With its small and simple aluminium tear-drop tank, the XT oozes seventies romance and character, yet remains rugged and sensible. In a superbike age, it is a bike with surprising street credibility; not least because of its age.
You’re most likely to see this bike conscripted into daily commuting duties with its relative height providing good visibility in traffic. Cheap maintenance, good fuel consumption, sprightly performance and simple, robust mechanics with legendary reliability make it the weapon of choice to face the daily onslaught. However, a good number of them fortunately also retire to do duty on farms as well.

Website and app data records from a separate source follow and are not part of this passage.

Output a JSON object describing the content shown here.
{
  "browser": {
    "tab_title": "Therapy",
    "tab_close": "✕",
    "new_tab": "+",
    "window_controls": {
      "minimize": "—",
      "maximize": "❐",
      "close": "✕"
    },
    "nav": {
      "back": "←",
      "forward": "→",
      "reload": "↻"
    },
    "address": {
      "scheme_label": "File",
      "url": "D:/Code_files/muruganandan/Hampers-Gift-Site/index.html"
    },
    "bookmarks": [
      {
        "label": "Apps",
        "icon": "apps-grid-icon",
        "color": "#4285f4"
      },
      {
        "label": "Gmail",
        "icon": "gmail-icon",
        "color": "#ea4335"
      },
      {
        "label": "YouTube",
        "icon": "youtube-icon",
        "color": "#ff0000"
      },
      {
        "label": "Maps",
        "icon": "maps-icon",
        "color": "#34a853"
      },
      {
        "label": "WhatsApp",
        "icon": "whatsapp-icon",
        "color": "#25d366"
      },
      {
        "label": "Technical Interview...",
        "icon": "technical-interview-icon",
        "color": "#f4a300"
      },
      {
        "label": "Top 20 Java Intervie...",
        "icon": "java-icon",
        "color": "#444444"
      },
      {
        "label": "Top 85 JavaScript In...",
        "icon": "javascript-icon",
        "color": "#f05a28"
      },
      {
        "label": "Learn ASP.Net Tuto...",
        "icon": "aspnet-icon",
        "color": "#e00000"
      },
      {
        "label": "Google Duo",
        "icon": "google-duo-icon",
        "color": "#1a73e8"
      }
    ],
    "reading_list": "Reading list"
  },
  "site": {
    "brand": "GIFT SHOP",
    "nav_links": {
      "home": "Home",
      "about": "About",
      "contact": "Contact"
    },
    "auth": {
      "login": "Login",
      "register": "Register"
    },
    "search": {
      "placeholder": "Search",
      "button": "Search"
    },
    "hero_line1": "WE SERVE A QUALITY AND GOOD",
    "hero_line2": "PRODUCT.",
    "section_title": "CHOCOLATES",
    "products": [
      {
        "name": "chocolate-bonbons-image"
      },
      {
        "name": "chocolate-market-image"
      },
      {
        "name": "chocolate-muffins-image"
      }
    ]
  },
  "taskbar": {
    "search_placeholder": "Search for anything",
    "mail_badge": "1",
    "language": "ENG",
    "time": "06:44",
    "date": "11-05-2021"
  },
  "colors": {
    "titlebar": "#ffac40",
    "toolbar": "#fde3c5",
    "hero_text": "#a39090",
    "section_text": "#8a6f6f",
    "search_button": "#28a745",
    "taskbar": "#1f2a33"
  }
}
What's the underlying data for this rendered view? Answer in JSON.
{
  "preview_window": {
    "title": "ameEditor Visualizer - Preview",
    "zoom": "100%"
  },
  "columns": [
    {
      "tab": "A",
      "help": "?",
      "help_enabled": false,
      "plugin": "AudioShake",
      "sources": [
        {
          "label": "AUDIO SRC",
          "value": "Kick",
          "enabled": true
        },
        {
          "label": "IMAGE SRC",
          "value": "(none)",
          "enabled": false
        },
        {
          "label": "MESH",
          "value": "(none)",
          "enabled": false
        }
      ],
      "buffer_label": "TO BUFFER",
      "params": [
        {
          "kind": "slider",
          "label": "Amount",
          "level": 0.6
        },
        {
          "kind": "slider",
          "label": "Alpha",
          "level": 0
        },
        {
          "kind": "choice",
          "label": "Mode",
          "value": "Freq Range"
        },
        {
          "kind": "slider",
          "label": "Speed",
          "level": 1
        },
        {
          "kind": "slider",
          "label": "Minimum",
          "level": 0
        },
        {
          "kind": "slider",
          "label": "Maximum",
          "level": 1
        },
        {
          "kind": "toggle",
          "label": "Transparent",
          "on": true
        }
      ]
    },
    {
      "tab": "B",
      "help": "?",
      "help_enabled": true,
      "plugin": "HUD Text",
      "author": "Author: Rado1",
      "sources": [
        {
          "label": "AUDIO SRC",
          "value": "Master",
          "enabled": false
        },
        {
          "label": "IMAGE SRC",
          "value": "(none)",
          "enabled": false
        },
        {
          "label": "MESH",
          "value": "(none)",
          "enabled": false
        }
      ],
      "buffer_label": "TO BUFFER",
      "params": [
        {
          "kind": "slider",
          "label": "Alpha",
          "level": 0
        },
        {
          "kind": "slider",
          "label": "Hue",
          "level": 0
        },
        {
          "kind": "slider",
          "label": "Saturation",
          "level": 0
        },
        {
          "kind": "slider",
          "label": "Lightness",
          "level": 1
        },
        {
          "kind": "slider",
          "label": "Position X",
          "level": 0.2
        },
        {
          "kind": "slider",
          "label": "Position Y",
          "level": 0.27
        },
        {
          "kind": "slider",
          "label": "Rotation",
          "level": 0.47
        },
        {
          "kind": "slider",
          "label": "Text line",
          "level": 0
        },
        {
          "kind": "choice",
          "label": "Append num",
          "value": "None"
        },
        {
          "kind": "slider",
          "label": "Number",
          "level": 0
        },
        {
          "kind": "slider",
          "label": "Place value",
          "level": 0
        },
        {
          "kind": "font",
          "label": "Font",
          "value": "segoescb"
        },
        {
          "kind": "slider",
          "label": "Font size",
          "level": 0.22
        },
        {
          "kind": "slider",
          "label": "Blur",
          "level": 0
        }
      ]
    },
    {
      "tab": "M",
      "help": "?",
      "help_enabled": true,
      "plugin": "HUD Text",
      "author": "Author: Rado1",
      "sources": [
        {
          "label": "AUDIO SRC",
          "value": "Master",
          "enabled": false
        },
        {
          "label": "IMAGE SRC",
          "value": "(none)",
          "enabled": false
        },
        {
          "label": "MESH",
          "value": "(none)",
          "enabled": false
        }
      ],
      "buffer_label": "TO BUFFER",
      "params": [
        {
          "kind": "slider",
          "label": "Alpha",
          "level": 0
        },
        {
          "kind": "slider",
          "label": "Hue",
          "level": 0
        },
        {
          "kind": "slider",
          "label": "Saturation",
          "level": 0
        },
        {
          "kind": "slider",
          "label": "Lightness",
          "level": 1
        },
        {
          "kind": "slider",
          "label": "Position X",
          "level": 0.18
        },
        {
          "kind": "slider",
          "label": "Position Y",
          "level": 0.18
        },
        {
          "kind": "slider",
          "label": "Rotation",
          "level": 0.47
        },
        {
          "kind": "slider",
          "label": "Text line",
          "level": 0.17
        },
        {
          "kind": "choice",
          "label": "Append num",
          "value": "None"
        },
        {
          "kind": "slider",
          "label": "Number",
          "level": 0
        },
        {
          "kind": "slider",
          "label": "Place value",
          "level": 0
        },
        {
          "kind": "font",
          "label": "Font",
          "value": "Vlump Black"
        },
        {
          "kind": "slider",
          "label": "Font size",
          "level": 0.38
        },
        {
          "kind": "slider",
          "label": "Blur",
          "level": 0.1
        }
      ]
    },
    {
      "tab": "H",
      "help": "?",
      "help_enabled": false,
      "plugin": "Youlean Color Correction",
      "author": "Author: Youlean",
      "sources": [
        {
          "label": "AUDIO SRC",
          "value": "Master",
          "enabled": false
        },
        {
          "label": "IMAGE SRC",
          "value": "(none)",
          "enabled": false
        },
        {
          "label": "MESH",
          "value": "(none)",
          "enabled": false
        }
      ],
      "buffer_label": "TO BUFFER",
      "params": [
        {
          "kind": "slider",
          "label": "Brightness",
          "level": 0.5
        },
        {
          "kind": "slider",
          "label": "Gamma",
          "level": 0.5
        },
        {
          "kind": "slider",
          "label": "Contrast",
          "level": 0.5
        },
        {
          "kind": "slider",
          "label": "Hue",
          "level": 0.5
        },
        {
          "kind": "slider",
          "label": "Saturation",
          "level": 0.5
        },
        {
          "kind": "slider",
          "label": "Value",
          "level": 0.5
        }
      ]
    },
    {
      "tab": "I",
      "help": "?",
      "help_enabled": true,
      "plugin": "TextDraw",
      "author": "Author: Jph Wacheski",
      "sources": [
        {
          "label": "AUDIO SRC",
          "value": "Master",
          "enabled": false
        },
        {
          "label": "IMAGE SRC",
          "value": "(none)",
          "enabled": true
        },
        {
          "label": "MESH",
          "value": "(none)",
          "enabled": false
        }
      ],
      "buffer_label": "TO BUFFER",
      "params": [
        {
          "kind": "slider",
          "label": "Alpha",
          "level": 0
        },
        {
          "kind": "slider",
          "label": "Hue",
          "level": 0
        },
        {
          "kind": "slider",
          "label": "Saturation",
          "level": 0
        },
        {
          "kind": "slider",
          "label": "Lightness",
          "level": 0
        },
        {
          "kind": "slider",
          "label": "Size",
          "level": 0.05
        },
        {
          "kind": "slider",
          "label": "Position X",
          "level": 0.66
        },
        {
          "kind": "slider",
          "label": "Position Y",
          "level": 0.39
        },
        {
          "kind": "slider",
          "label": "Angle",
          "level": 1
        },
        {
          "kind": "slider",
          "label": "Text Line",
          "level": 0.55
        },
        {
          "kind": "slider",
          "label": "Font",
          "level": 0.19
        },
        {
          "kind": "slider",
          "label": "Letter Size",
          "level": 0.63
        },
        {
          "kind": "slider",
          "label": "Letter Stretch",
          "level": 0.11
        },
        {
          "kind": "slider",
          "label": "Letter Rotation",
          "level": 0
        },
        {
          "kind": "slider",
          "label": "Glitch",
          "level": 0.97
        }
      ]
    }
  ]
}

If you are looking for an adrenaline rush, the XT is perhaps too dull. Flat-out, on a straight road, you’d be hard-pressed to hit the national speed limit. And if you do, mechanical sympathy and excessive wind-blast will soon see you backing off.
Hit a set of flowing curves and things become a bit more interesting. The high centre of gravity lets it fall – rather than lean – into corners but tighten the twisties a bit and it becomes even more fun.
For all its reliability, owning an XT can be potentially laborious. Rebores seem to be part and parcel of any XT’s curriculum vitae, and it is a mildly contentious issue. Depending on whom you ask, rebores seem to feature highly on the list of XT owners’ gripes. Some feel a properly looked after XT should never to be rebored, while others feel it is perfectly normal.
The XT’s 499 cm3 engine has a bore size of 87 mm that can be enlarged about five times before a re-sleeve is needed. A rebore might have to be done every 30 to 40 000 km or every 10 years, depending on the riding style.
One Cape Town motorcycle shop owner ascribes the numerous rebores to the XT’s very thin cylinder iron which, combined with the lack of an oil-cooler, exaggerates wear
Original article from Car